Dataset rows for apps and sites:
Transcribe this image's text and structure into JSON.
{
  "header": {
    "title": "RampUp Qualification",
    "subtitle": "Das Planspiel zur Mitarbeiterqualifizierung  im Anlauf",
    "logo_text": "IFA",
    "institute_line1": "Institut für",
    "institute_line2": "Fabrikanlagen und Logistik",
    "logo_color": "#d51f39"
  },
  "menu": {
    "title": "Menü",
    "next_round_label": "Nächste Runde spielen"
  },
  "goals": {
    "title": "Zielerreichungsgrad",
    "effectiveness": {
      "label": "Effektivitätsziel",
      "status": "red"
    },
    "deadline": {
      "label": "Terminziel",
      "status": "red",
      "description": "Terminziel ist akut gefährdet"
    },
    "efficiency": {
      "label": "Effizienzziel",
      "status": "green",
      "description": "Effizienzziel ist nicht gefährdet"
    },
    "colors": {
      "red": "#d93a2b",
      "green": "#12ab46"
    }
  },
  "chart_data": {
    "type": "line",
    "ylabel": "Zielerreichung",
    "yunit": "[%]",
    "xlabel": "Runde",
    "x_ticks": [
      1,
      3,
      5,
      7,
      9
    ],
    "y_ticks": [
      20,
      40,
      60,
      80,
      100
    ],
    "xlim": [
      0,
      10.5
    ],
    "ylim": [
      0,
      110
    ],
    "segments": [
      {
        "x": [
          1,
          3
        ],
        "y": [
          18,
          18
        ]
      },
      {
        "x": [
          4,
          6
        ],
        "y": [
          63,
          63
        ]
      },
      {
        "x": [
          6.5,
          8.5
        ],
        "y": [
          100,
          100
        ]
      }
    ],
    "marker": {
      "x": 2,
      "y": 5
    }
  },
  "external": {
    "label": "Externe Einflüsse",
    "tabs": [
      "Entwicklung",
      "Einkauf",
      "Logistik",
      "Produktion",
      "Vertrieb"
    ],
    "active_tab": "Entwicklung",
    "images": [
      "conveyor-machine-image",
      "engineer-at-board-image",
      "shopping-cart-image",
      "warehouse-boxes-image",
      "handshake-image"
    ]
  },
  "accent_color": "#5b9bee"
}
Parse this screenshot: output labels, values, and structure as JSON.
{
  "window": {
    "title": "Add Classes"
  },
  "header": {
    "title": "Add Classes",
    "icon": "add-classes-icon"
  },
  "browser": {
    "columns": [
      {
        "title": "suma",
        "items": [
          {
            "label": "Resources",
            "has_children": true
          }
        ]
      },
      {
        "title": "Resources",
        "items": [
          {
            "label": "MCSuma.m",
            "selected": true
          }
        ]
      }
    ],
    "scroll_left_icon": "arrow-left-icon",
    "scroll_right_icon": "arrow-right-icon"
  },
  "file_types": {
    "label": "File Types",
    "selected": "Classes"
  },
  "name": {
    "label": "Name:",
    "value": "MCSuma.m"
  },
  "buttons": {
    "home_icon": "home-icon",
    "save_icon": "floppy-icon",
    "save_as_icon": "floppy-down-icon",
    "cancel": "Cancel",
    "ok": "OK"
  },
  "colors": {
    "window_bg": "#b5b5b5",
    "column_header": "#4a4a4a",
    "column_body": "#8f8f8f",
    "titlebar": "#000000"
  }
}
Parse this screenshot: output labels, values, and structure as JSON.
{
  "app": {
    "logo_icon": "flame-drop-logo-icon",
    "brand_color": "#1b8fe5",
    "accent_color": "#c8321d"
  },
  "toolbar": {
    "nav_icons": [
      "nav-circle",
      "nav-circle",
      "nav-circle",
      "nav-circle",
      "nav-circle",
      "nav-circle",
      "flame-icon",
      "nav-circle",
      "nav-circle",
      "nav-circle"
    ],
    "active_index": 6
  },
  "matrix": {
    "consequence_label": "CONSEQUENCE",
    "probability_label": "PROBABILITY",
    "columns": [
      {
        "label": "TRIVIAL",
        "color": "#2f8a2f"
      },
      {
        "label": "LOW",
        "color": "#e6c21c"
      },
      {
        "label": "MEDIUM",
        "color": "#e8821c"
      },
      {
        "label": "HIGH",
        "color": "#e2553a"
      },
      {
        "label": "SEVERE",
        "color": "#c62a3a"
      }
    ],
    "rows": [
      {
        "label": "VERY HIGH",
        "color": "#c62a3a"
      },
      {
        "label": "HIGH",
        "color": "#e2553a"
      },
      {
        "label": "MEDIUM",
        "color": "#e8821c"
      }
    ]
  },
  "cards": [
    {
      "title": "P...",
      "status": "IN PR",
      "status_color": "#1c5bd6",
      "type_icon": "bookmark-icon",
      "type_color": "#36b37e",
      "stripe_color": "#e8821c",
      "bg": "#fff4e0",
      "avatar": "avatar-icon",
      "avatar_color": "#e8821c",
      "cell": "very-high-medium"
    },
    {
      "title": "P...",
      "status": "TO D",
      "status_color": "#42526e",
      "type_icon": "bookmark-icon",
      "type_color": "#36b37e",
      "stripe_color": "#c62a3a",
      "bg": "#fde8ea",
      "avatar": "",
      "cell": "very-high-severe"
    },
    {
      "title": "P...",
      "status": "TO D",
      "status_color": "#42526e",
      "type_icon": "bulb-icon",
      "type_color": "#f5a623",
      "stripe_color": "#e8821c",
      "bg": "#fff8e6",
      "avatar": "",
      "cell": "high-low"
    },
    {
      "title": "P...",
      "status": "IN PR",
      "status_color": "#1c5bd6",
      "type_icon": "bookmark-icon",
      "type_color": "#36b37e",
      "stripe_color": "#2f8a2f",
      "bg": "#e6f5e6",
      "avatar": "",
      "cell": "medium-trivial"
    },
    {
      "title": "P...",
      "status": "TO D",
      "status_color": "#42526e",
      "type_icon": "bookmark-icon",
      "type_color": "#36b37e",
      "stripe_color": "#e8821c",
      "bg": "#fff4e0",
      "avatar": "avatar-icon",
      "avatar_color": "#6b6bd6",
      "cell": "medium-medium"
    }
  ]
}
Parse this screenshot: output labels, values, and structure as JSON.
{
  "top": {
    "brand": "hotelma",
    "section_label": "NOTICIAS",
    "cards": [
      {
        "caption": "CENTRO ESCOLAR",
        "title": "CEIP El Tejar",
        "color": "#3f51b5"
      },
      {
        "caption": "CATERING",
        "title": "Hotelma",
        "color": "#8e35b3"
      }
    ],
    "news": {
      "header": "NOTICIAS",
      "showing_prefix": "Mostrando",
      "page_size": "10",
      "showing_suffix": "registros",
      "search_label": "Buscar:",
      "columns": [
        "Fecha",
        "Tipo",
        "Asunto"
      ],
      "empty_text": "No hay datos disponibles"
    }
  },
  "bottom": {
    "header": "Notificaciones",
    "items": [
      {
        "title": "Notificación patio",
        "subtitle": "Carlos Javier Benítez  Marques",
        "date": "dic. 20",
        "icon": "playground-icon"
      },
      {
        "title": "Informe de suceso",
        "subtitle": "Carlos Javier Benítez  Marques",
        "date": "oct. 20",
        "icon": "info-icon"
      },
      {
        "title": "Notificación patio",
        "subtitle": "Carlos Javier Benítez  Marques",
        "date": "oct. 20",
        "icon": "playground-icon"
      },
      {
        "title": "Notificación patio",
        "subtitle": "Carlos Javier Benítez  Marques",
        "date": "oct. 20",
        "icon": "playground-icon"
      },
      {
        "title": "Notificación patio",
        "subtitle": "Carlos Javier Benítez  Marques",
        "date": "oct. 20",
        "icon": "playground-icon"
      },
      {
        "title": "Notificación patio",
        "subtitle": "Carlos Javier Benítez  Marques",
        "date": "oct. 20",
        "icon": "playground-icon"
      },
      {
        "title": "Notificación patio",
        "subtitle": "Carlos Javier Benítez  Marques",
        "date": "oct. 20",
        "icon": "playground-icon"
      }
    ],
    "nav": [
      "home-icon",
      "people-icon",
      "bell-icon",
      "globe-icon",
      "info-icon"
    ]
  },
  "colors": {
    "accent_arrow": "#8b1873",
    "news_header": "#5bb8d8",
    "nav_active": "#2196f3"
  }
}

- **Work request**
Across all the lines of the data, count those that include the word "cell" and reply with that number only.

- **Your solution**
5